It’s difficult to imagine just how much quality of life can change simply by travelling a few miles down the road. However, when considering factors such as health, employment, crime rates and even weather, several surveys claim to have found the ‘best’ place to live in the UK. Now, of course, simply being in a certain place doesn’t necessarily guarantee happiness. But such components could contribute towards it greatly. Below is a guide to some of the places which score positively across the board.
Every year, Halifax Bank releases its study into the most desirable place to live in the UK. To do so, they take into account jobs, housing, health, crime, weather, traffic and broadband access. And the last four years they’ve come to the same conclusion – that Hart in Hampshire is the best place to live in the UK.
Hart boasts a high employment rate, an average wage that is a third higher than the UK average, and over 97% of residents consider themselves to be in good health. It also enjoys 32.5 hours of sunshine a week, three hours more than the national average.
Second and third place on the list belong to the South East as well. Elmbridge, which enjoys an average weekly wage way above the average at £1,104, is in second and has previously topped the list four times. Wincester is in third. In general, the South East dominates the list, but three places in the East Midlands also figure – Rutland, SouthNorthamptonshire and Rushcliffe. In terms of the biggest movers, Warwick is now considered the 11th most desirable place to live in Britain, up from number 42 in 2013.
However, the Halifax study is by no means the only list to consider when analysing the best place to live. In 2011, the picturesque, historical cities of York and Bath were voted first and second respectively in a Rough Guide survey to find Britain’s best small city or town. This is from a visitor’s perspective, but people who live in York benefit from beautiful architecture and a ‘generally positive feel’.
In third place in the list was Brighton and in fifth place was St Ives. This is notable, because in a recent Rightmove survey of nearly 3,000 people, St Ives was voted the most desirable place to live in Britain, followed by Poole and, again, Brighton. York was also in fifth place.
Interestingly, the top three in this list are all on the seaside, showing British homeowners appreciate a coastal setting. And the survey also shed light on what would make the most desirable place to live if money was no object. In general, Brits would choose a detached house with three bedrooms, two bathrooms and a garden. Only 1% said they would choose to live in a castle. Further, people are prepared to pay more to be closer to transport links and even for a short walk to the pub, which was more important than living near a park or supermarket.
Depending on which study you choose to agree with, there are several contenders for the most desirable place to live in the UK. And if you already live in one of them, all the better!

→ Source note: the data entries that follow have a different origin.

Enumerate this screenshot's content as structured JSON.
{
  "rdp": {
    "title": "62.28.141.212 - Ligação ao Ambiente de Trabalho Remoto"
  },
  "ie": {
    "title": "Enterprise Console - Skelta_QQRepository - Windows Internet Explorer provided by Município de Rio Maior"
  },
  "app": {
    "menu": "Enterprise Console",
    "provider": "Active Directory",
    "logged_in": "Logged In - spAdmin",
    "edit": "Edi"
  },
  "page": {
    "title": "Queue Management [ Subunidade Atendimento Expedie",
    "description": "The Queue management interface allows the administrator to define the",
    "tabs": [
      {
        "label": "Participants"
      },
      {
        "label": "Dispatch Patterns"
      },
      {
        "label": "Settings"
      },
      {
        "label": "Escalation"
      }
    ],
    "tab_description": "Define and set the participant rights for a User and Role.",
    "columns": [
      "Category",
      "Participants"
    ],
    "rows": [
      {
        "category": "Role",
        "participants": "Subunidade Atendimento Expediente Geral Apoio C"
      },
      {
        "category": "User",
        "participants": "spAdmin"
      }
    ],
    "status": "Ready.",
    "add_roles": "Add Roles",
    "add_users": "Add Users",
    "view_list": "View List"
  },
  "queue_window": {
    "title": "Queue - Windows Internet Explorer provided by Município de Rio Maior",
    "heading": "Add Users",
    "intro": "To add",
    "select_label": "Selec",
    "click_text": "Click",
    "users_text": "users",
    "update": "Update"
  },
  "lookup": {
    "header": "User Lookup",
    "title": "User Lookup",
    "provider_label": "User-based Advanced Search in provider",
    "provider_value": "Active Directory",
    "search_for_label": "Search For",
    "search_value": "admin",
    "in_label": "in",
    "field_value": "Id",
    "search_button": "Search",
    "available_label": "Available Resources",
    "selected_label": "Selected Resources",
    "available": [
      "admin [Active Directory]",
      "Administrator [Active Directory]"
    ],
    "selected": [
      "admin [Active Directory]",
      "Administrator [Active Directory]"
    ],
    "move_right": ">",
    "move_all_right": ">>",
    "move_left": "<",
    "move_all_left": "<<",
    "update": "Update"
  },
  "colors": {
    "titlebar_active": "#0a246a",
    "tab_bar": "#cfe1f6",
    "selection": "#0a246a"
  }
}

Paul Hayes is the Director for the Brentwood Balgores Hayes estate and letting agents. Paul has many years of experience in the prosperity industry and has a thorough and thoughtful mission statement for his branch.